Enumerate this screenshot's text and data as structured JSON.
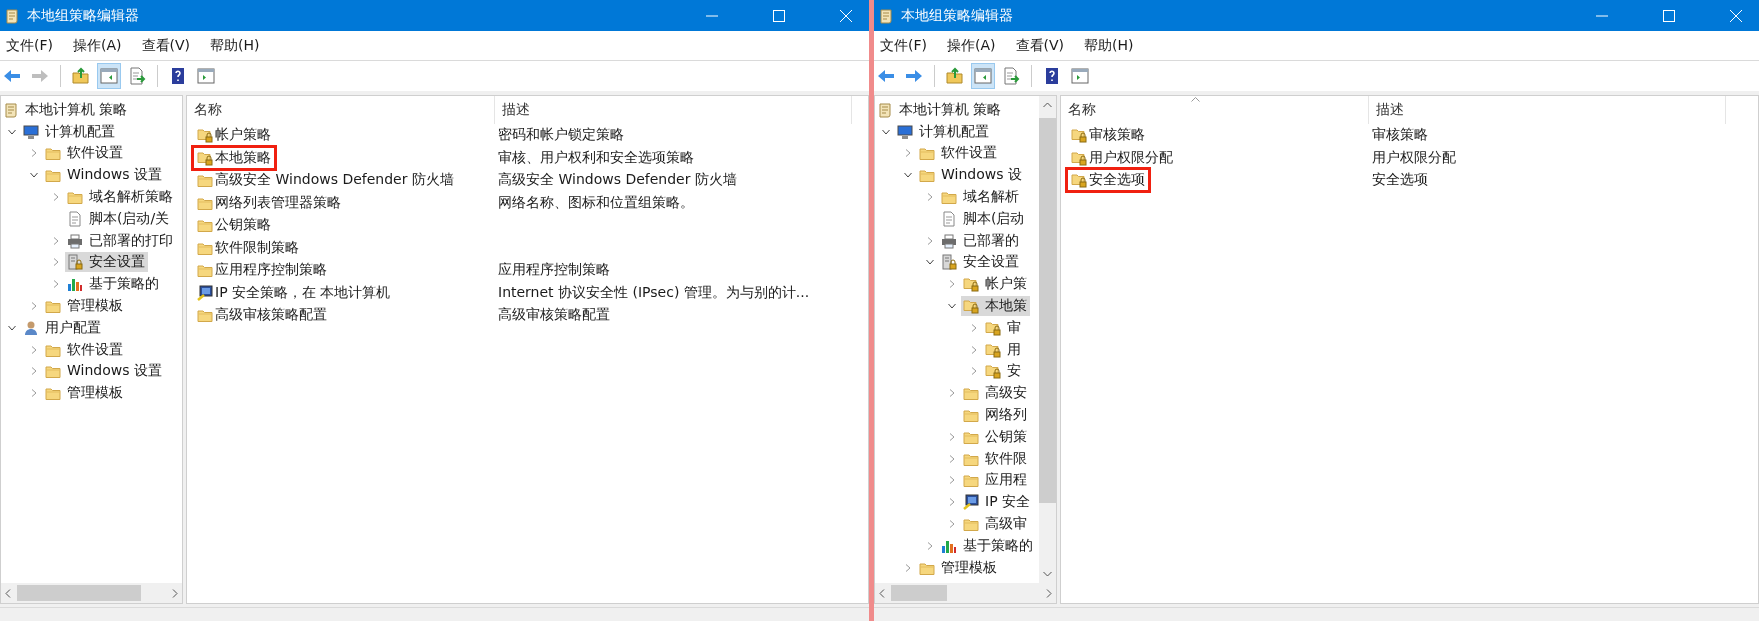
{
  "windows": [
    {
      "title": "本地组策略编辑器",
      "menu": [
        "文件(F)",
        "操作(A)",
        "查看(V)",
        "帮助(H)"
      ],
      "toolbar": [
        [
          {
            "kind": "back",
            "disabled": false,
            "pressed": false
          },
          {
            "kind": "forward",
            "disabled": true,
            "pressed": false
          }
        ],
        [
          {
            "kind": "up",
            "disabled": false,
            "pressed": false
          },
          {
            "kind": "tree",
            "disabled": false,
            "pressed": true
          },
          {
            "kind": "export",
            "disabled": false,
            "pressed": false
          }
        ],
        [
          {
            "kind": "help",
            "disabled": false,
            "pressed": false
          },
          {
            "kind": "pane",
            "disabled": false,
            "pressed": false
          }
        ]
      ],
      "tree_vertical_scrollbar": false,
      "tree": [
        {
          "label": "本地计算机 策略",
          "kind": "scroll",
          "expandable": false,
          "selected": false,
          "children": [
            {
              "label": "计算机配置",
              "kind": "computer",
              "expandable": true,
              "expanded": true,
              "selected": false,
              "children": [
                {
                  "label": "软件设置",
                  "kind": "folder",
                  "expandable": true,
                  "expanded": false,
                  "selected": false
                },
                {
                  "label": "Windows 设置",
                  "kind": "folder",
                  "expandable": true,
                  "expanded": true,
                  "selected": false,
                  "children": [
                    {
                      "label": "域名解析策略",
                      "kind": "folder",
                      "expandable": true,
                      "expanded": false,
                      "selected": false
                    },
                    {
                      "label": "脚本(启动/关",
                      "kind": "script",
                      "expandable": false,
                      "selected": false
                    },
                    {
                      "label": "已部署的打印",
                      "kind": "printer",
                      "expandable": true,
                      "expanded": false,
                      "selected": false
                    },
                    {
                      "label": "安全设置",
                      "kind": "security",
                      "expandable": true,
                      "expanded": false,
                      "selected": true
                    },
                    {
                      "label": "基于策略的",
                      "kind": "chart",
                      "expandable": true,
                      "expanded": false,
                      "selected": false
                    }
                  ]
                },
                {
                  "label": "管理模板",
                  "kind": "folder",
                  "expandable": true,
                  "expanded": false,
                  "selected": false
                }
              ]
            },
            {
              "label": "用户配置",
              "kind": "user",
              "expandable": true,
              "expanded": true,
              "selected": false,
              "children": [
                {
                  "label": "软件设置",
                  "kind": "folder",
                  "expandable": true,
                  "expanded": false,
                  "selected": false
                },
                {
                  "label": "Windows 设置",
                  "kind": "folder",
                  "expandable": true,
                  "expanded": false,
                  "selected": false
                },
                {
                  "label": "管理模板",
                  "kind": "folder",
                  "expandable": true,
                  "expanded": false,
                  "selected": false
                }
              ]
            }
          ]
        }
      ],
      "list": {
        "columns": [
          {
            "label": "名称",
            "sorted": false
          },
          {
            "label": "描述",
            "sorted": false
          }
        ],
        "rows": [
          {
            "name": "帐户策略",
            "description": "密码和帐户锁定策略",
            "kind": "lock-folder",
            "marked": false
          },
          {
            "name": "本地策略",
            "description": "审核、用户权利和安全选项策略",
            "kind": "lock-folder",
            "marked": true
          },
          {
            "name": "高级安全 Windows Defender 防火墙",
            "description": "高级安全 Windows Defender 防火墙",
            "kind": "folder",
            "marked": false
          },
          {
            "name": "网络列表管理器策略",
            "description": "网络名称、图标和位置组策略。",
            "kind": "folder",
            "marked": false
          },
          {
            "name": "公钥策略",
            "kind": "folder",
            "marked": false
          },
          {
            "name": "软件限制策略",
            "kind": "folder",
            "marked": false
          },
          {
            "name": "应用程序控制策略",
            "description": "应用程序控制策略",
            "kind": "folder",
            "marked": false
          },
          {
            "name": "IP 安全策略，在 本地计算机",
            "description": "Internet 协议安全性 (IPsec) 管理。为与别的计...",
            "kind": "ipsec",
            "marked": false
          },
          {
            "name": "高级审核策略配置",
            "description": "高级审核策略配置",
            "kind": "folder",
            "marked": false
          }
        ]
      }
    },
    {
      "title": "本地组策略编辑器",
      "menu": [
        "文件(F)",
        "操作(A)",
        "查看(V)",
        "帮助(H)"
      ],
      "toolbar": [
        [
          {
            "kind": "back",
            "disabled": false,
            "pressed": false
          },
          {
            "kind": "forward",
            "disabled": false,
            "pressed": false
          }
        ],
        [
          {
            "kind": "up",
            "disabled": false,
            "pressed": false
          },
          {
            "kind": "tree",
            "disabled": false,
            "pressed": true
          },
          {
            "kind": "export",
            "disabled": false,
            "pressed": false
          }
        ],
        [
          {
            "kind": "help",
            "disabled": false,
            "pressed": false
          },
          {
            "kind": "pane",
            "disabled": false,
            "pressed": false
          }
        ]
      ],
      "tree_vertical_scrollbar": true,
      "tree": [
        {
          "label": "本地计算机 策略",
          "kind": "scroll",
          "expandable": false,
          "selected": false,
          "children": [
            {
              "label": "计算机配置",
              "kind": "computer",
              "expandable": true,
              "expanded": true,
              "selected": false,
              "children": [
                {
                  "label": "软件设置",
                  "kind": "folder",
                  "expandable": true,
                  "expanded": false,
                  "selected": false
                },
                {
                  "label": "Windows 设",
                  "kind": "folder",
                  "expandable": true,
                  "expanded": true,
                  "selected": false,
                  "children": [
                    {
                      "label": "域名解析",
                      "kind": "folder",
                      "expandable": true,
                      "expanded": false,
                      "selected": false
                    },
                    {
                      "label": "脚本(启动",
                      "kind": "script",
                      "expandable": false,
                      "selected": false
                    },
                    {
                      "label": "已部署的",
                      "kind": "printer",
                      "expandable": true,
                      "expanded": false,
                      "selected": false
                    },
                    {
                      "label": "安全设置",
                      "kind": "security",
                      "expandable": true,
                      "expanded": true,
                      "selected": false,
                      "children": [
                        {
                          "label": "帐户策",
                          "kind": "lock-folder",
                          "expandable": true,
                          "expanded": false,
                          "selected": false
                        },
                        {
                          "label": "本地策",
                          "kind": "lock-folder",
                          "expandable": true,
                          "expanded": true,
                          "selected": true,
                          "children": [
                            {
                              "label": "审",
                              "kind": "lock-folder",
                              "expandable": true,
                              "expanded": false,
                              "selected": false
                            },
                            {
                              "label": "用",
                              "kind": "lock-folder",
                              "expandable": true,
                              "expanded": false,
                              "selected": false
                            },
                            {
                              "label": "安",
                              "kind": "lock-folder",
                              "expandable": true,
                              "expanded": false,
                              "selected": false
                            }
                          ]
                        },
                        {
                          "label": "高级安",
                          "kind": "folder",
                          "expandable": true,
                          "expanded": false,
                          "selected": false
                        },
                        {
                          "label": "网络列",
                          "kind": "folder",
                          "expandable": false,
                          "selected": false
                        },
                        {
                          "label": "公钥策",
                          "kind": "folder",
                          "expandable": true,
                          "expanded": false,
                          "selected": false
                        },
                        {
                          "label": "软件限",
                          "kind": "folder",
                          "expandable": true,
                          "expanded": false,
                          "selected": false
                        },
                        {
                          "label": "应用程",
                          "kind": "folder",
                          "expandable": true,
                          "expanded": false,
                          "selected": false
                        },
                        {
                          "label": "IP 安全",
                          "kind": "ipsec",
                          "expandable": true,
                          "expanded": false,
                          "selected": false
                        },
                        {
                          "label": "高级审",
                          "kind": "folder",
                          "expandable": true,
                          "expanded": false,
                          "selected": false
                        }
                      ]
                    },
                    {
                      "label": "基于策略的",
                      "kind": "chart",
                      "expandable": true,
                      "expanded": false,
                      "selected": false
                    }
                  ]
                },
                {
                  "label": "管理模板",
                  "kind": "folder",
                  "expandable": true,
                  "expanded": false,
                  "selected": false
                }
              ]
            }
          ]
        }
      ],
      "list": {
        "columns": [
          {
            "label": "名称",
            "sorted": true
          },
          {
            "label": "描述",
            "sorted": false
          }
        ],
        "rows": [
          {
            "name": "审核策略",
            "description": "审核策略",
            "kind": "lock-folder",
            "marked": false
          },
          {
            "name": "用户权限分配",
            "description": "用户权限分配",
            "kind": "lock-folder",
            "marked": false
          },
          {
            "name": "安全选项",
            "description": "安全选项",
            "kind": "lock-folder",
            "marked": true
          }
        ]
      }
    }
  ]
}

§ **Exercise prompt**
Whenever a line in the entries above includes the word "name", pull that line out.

§ **Written solution**
            "name": "帐户策略",
            "name": "本地策略",
            "name": "高级安全 Windows Defender 防火墙",
            "name": "网络列表管理器策略",
            "name": "公钥策略",
            "name": "软件限制策略",
            "name": "应用程序控制策略",
            "name": "IP 安全策略，在 本地计算机",
            "name": "高级审核策略配置",
            "name": "审核策略",
            "name": "用户权限分配",
            "name": "安全选项",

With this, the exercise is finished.